Between 2013 and 2017, the team took more than 2,500 measurements — and they started to see a pattern. The more it rained, the more the layer of thawed permafrost grew in the summer.

The thaw was worse in some locations more than others, depending on the terrain where measurements were taken. Forests and mossy landscapes seemed to protect the permafrost. There, for every additional inch of rain, the permafrost thawed by an additional quarter of an inch.

But in locations where human activity – such as trails and clearings — had altered the land, the thaw was worse. For every additional inch of rain, the researchers saw an additional inch of thaw. At one particular site, permafrost thaw depth grew from 47 inches in 2013 to nearly 75 inches in 2017.

Douglas explains, "When you remove vegetation, that's like leaving the lid open on your cooler on a summer day. It allows heat and water to get down in the permafrost pretty rapidly."

Out of all the team's research, Douglas says their most important finding was that thinner layers of thawed permafrost seem to be vanishing — literally thawing away.

"Once it started to thaw, even when we had some slightly drier summers, we never got back to the shallower thaw depths we started out with [in 2013,]" he says. "Our sense is that unless we get a really cold winter, or a couple of really cold winters in a row, it's probably not coming back again."
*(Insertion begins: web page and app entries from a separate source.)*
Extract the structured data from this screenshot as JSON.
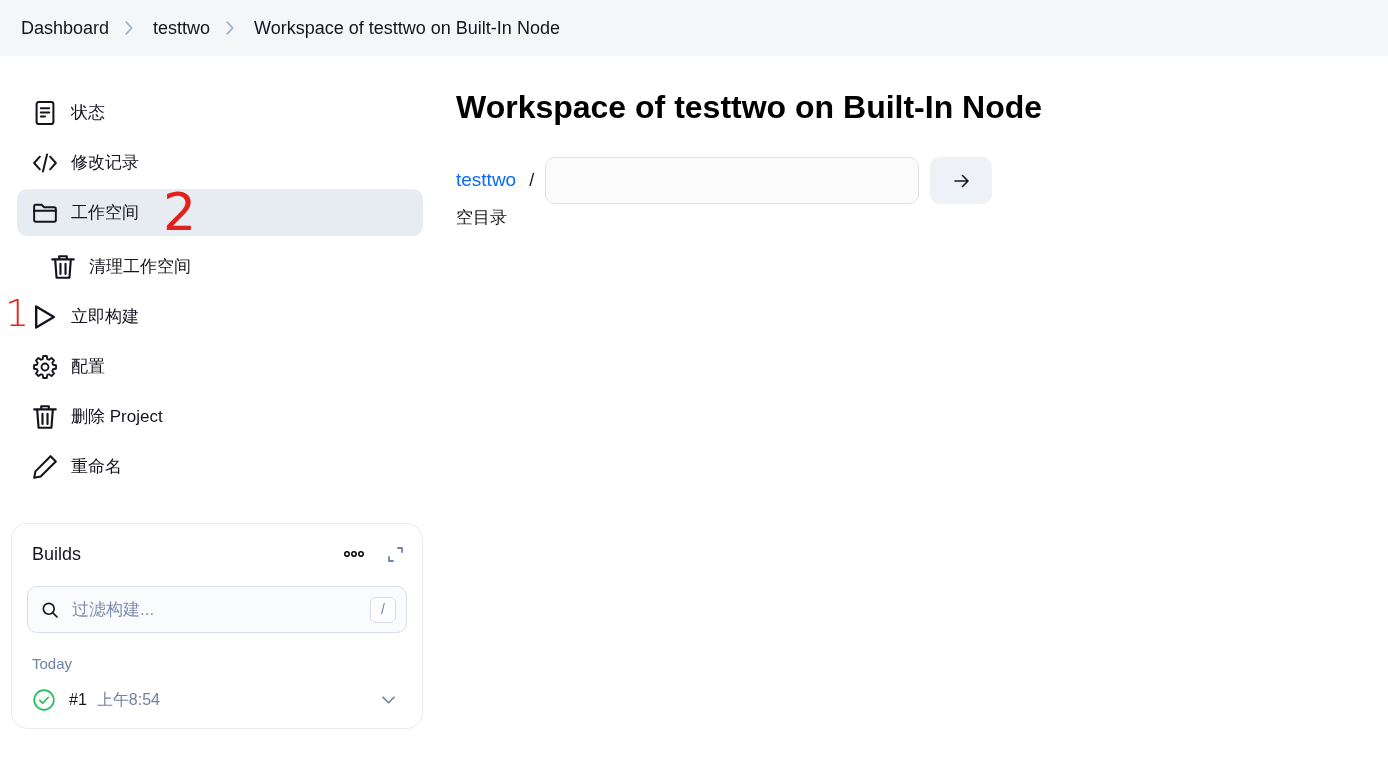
{
  "breadcrumbs": [
    {
      "label": "Dashboard"
    },
    {
      "label": "testtwo"
    },
    {
      "label": "Workspace of testtwo on Built-In Node"
    }
  ],
  "sidebar": {
    "items": [
      {
        "label": "状态",
        "selected": false
      },
      {
        "label": "修改记录",
        "selected": false
      },
      {
        "label": "工作空间",
        "selected": true,
        "annotation": "2",
        "children": [
          {
            "label": "清理工作空间",
            "selected": false
          }
        ]
      },
      {
        "label": "立即构建",
        "selected": false,
        "annotation": "1"
      },
      {
        "label": "配置",
        "selected": false
      },
      {
        "label": "删除 Project",
        "selected": false
      },
      {
        "label": "重命名",
        "selected": false
      }
    ]
  },
  "builds": {
    "title": "Builds",
    "filter": {
      "placeholder": "过滤构建...",
      "shortcut_key": "/"
    },
    "groups": [
      {
        "label": "Today",
        "builds": [
          {
            "number": "#1",
            "time": "上午8:54",
            "succeeded": true
          }
        ]
      }
    ]
  },
  "main": {
    "title": "Workspace of testtwo on Built-In Node",
    "path": {
      "link": "testtwo",
      "separator": "/"
    },
    "empty_message": "空目录"
  }
}
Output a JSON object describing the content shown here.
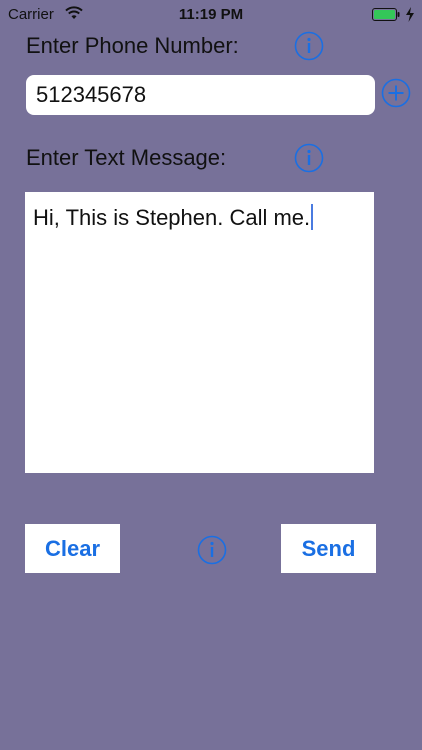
{
  "status_bar": {
    "carrier": "Carrier",
    "time": "11:19 PM"
  },
  "phone": {
    "label": "Enter Phone Number:",
    "value": "512345678"
  },
  "message": {
    "label": "Enter Text Message:",
    "value": "Hi, This is Stephen. Call me."
  },
  "buttons": {
    "clear_label": "Clear",
    "send_label": "Send"
  },
  "colors": {
    "background": "#777199",
    "accent": "#1a6fe3",
    "battery": "#34c759"
  },
  "icons": [
    "wifi-icon",
    "battery-icon",
    "charging-icon",
    "info-icon",
    "add-icon"
  ]
}
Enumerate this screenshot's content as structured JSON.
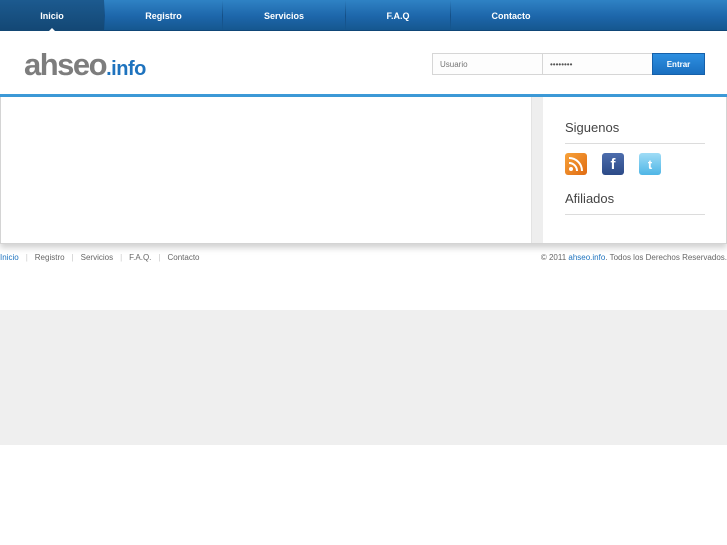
{
  "nav": {
    "items": [
      {
        "label": "Inicio",
        "active": true
      },
      {
        "label": "Registro"
      },
      {
        "label": "Servicios"
      },
      {
        "label": "F.A.Q"
      },
      {
        "label": "Contacto"
      }
    ]
  },
  "logo": {
    "main": "ahseo",
    "ext": ".info"
  },
  "login": {
    "user_placeholder": "Usuario",
    "password_value": "••••••••",
    "submit_label": "Entrar"
  },
  "sidebar": {
    "follow_title": "Siguenos",
    "affiliates_title": "Afiliados",
    "social_icons": [
      "rss-icon",
      "facebook-icon",
      "twitter-icon"
    ]
  },
  "footer": {
    "links": [
      "Inicio",
      "Registro",
      "Servicios",
      "F.A.Q.",
      "Contacto"
    ],
    "copy_prefix": "© 2011 ",
    "copy_brand": "ahseo.info",
    "copy_suffix": ". Todos los Derechos Reservados."
  },
  "colors": {
    "accent": "#1e73be",
    "nav": "#1d66aa"
  }
}
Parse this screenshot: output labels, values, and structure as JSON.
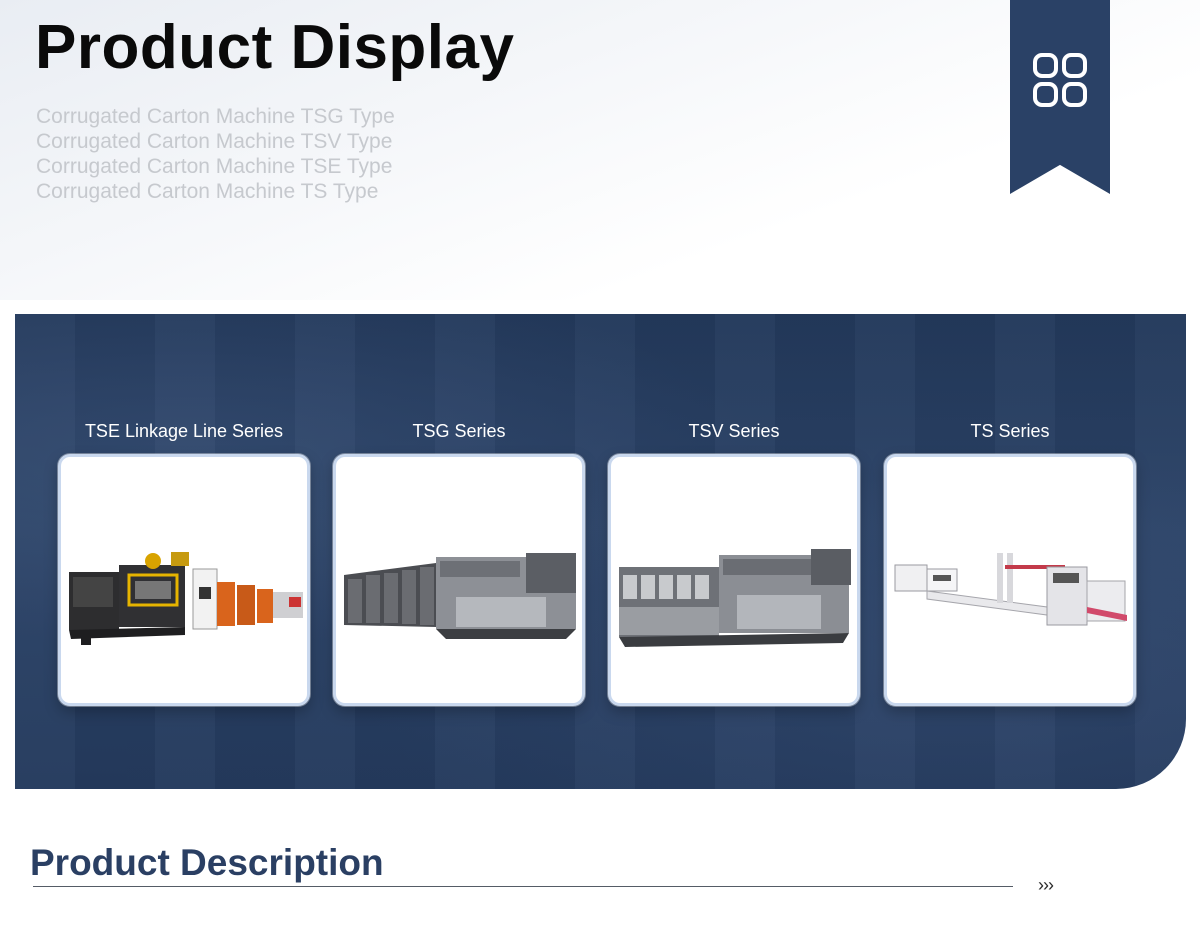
{
  "header": {
    "title": "Product Display",
    "subtitles": [
      "Corrugated Carton Machine TSG Type",
      "Corrugated Carton Machine TSV Type",
      "Corrugated Carton Machine TSE Type",
      "Corrugated Carton Machine TS Type"
    ]
  },
  "ribbon": {
    "icon": "grid-icon",
    "color": "#2a4166"
  },
  "products": [
    {
      "label": "TSE Linkage Line Series",
      "image": "tse-linkage-line-machine"
    },
    {
      "label": "TSG Series",
      "image": "tsg-machine"
    },
    {
      "label": "TSV Series",
      "image": "tsv-machine"
    },
    {
      "label": "TS Series",
      "image": "ts-machine"
    }
  ],
  "description": {
    "title": "Product Description",
    "arrows": "›››"
  },
  "colors": {
    "band": "#2a4266",
    "accent_title": "#2a3f63",
    "subtitle_gray": "#c6c9ce"
  }
}
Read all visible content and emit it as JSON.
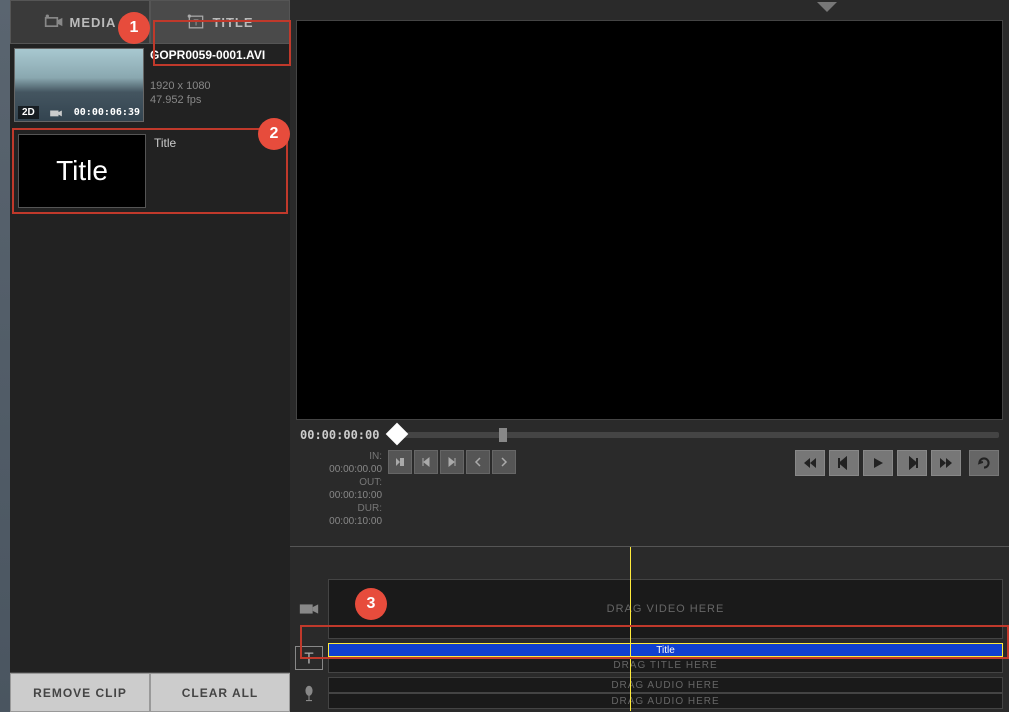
{
  "tabs": {
    "media": "MEDIA",
    "title": "TITLE"
  },
  "media_clip": {
    "name": "GOPR0059-0001.AVI",
    "badge_2d": "2D",
    "timecode": "00:00:06:39",
    "resolution": "1920 x 1080",
    "fps": "47.952 fps"
  },
  "title_clip": {
    "thumb_text": "Title",
    "label": "Title"
  },
  "bottom_buttons": {
    "remove": "REMOVE CLIP",
    "clear": "CLEAR ALL"
  },
  "transport": {
    "position": "00:00:00:00",
    "in_label": "IN:",
    "in_value": "00:00:00.00",
    "out_label": "OUT:",
    "out_value": "00:00:10:00",
    "dur_label": "DUR:",
    "dur_value": "00:00:10:00"
  },
  "timeline": {
    "video_placeholder": "DRAG VIDEO HERE",
    "title_clip_label": "Title",
    "title_placeholder": "DRAG TITLE HERE",
    "audio_placeholder_1": "DRAG AUDIO HERE",
    "audio_placeholder_2": "DRAG AUDIO HERE"
  },
  "annotations": {
    "n1": "1",
    "n2": "2",
    "n3": "3"
  }
}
Dmitry Streletskiy, a professor at George Washington University who specializes in permafrost, says that Douglas's study is a great contribution to permafrost research. However, he emphasizes that the study was conducted in a boreal ecosystem, a sub-arctic region with warmer temperatures and relatively warm permafrost.

"It's still below freezing, but it is kind of considered dying permafrost, and it's not how things work in the arctic tundra," Streletskiy says, where temperatures are colder. "Their findings are applicable to the particular environment they studied, and we cannot extrapolate them to the entire arctic."

Permafrost in boreal regions is weak, Streletskiy explains, and many factors can contribute to its thaw, including heavy rainfall in the summer. "However, in the high arctic, precipitation closer to the fall can be a good thing and can increase ice content to build protection."

Still, Streletskiy agrees that permafrost is degrading on a global scale due to climate change. Its impacts are starting to show — and zombie pathogens shouldn't be our only concern.

He and Douglas both point to the Norilsk oil spill in Russia, where an oil tank spewed more than 150,000 barrels of diesel into the arctic, and officials have been racing to clean it up. Many experts believe thawing permafrost is to blame; the oil tank, which sat on permafrost, collapsed in May.

What's more, permafrost thaw can lead to deterioration in infrastructure, such as pipelines, railroads and homes, Streletskiy explains. "Small changes in temperature can affect how much weight a foundation built on permafrost can support. Say for example at -10 degrees, the foundation can support 100 tons, but at -8 degrees, it can only support 50 tons."

For people who don't live near the oil spill or in arctic regions, it's easy to forget about permafrost. "Out of sight, out of mind," Douglas says. But the thaw could one day affect everyone.

An estimated 1,400 to 1,600 billion metric tons of carbon are currently frozen in the permafrost. "There are a lot of questions about what's going to happen when that [carbon]starts to thaw," Douglas says.

According to the 2019 Arctic Report Card, warming climates are already converting this carbon into greenhouse gases that are being released into the atmosphere — and they have the potential to accelerate climate change. As the permafrost where the carbon is encased thaws, the carbon can transform into carbon dioxide and methane gases, which are well-known for their ability to trap heat in the earth's atmosphere — and for their potential to accelerate climate change.

Streletskiy says, "That's why everyone should be concerned, regardless of whether they live in Australia or America, because this will contribute to global warming."

Nadia Whitehead is a freelance journalist and science writer. Her work has appeared in Science, The Washington Post and NPR. Find her on Twitter@NadiaMacias.

Copyright 2020 NPR. To see more, visit